The size distribution of the nanoscale Stardust Fe-Ni-S droplets may preserve information relevant to interpretation of both their composition and morphology. In general, particle size distributions reflect the equilibrium reached between aggregation and fragmentation processes (for a recent review see Villermaux 2007). The kinetic properties of aerogel capture, which result in the bulb and stylus morphology of the debris track, correspond to along-track variations in temperature, pressure, and the chemical environment of the materials that could affect the equilibrium characteristics of the population of Fe-Ni-S droplets (Zolensky et al. 2006; Rietmeijer et al. 2008; Tomeoka et al. 2008). In particular, Leroux et al. (2000) find that small (<20 nm) droplets in the Tenham (L6) chondrite are composed almost entirely of FeS, while the largest (>20 nm) droplets contain additional Fe,Ni phases. Moreover, their average compositional analyses (their Table 3) indicate that the Fe/S ratio is higher within large droplets than in regions dominated by small droplets, while regions devoid of metal droplets contain essentially no Ni, S, or Fe outside of FeO. These results suggest that a high Fe/S ratio determined from bulk compositional analysis should be a signature of the presence of larger metal-sulfide droplets. If this relationship extends to metal-sulfide droplets in Stardust melted allocations, then the near-tripling of the Fe/S ratio in melted grains along Track 35 (Velbel and Harvey 2009; their Figure 10) might be expected to coincide with an increase in droplet size along Track 35.

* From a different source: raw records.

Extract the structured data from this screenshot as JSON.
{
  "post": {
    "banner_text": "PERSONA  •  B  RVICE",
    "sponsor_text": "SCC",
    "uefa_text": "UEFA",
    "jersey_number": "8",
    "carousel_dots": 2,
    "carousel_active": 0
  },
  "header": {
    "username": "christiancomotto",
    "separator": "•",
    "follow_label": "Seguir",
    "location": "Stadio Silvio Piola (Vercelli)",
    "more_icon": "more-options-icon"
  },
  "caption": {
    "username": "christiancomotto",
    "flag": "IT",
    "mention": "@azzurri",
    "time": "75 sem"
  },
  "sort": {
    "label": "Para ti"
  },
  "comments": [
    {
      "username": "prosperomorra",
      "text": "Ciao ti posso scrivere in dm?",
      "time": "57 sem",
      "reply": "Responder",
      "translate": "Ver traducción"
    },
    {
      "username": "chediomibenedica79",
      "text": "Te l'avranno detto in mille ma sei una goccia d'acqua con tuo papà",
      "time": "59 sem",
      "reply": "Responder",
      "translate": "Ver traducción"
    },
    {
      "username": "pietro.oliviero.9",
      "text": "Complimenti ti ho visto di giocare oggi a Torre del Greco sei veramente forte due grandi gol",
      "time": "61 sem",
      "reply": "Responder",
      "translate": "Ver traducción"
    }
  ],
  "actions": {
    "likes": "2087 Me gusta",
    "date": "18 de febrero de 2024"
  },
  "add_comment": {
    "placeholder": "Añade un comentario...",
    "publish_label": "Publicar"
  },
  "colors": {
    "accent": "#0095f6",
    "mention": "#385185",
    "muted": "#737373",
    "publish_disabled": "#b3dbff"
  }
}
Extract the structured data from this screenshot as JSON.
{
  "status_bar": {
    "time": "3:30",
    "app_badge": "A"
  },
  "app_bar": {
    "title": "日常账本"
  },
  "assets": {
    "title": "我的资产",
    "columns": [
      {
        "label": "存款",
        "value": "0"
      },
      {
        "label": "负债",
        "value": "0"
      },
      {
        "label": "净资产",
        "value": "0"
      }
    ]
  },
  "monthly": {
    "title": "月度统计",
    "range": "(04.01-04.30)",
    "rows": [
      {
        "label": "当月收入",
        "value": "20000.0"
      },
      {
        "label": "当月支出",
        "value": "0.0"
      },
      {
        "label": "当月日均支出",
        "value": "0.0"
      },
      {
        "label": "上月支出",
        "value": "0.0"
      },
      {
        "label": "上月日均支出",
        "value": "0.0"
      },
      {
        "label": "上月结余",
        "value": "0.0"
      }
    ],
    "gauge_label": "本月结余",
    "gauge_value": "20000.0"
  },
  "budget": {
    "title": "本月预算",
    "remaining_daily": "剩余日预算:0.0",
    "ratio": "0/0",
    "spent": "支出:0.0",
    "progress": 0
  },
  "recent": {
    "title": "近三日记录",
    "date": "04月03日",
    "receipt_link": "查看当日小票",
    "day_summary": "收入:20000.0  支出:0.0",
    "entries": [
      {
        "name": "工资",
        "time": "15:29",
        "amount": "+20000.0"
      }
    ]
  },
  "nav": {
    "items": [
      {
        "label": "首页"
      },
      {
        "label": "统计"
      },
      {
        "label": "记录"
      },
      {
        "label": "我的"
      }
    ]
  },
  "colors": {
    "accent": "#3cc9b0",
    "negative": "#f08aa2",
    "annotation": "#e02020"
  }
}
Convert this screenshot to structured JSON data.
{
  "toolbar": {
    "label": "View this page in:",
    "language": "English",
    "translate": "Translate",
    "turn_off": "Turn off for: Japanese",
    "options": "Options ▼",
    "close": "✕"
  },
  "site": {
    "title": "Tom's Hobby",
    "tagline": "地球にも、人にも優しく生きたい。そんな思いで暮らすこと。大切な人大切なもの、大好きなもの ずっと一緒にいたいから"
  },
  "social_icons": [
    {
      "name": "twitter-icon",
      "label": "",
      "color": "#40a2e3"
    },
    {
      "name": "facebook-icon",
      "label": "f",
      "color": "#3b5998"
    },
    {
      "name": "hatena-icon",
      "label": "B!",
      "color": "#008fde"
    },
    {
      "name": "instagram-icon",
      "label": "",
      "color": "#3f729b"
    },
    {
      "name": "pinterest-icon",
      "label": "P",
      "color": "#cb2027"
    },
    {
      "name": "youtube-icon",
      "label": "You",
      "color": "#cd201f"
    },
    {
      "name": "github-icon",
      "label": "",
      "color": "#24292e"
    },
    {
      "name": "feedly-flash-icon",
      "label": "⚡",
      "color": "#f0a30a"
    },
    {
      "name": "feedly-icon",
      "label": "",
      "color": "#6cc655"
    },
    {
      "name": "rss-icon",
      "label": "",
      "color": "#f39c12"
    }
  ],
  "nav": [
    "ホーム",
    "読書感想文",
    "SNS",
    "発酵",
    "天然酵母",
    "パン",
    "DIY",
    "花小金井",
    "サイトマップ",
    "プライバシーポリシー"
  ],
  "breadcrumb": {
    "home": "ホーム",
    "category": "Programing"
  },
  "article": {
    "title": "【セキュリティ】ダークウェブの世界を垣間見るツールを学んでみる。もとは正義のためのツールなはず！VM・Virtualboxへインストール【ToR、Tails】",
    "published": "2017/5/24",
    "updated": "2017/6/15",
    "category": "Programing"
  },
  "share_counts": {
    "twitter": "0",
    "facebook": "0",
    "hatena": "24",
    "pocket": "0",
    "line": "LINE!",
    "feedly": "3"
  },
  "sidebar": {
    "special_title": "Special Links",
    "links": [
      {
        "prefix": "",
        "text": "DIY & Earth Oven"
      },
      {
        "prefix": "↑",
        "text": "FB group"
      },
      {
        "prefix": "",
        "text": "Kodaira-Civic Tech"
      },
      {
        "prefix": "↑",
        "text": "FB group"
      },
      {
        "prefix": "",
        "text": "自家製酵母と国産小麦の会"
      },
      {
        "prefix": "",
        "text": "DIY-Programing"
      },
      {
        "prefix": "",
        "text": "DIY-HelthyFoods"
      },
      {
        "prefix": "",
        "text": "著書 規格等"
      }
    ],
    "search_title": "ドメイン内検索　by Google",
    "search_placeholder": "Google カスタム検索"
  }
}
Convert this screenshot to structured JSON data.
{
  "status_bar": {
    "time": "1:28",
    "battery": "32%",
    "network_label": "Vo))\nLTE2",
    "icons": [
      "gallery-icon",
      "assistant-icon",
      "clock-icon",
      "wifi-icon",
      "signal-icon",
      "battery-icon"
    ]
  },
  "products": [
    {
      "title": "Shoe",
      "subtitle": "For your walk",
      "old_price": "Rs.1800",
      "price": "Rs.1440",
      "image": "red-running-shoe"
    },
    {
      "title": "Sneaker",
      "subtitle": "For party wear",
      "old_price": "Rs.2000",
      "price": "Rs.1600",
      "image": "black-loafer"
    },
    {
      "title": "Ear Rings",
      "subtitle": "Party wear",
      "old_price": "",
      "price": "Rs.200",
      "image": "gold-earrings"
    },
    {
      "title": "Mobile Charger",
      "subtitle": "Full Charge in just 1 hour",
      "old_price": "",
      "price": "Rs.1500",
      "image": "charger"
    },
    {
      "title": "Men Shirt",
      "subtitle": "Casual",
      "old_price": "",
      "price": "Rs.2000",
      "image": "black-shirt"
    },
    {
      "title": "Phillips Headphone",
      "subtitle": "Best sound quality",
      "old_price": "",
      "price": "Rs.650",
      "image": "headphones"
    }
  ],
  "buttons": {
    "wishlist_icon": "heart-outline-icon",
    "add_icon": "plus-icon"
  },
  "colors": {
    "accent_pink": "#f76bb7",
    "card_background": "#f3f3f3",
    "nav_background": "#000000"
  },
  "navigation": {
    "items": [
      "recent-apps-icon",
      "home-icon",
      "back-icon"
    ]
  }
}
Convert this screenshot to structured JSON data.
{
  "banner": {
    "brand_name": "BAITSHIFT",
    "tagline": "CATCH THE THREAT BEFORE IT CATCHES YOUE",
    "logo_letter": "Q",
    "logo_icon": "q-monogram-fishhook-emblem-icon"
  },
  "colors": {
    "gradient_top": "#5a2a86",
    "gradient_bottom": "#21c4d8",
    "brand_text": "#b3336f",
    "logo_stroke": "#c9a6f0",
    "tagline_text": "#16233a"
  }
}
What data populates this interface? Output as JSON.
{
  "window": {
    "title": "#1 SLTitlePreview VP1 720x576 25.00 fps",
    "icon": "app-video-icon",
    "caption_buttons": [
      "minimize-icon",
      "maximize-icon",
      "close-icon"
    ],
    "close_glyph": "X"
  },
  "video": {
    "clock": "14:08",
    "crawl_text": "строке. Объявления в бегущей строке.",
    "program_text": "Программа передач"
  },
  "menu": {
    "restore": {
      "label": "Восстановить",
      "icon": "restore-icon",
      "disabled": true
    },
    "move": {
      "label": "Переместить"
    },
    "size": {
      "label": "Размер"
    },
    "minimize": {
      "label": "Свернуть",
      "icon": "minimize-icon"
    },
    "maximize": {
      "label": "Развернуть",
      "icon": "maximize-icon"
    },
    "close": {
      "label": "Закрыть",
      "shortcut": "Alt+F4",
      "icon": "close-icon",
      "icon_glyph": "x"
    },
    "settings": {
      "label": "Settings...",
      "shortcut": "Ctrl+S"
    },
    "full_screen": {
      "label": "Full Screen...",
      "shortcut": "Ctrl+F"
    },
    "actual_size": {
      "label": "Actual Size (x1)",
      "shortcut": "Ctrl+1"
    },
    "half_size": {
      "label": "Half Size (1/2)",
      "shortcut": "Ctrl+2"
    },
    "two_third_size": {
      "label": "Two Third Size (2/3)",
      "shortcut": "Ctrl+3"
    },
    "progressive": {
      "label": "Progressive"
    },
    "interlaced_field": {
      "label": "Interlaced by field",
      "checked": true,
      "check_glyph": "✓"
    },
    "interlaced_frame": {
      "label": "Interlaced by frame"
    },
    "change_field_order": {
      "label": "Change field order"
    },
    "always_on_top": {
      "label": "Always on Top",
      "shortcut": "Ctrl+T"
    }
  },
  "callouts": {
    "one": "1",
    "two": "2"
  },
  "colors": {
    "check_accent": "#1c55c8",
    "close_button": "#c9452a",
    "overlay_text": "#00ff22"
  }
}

The purpose of this study was to test the hypothesis that deeper penetrating melted grains in Stardust Track 35, with their higher Fe/S ratios (Velbel and Harvey 2009), contain larger metal-sulfide beads as suggested by the work of Leroux et al. (2000). The test we apply here seeks along-track variations in bead size, which would be consistent with the expectation deduced from our hypothesis. In doing so, we will produce a measurement of the droplet size distribution in each of several grains from Track 35 suitable for comparison with sulfide mineral grains in unmelted carbonaceous chondritic material. Such a detailed size distribution measurement may provide a basis for future comparisons with modeling and experimentation to isolate the effects of the capture heating and modification process and the textural properties of the pre-capture cometary material.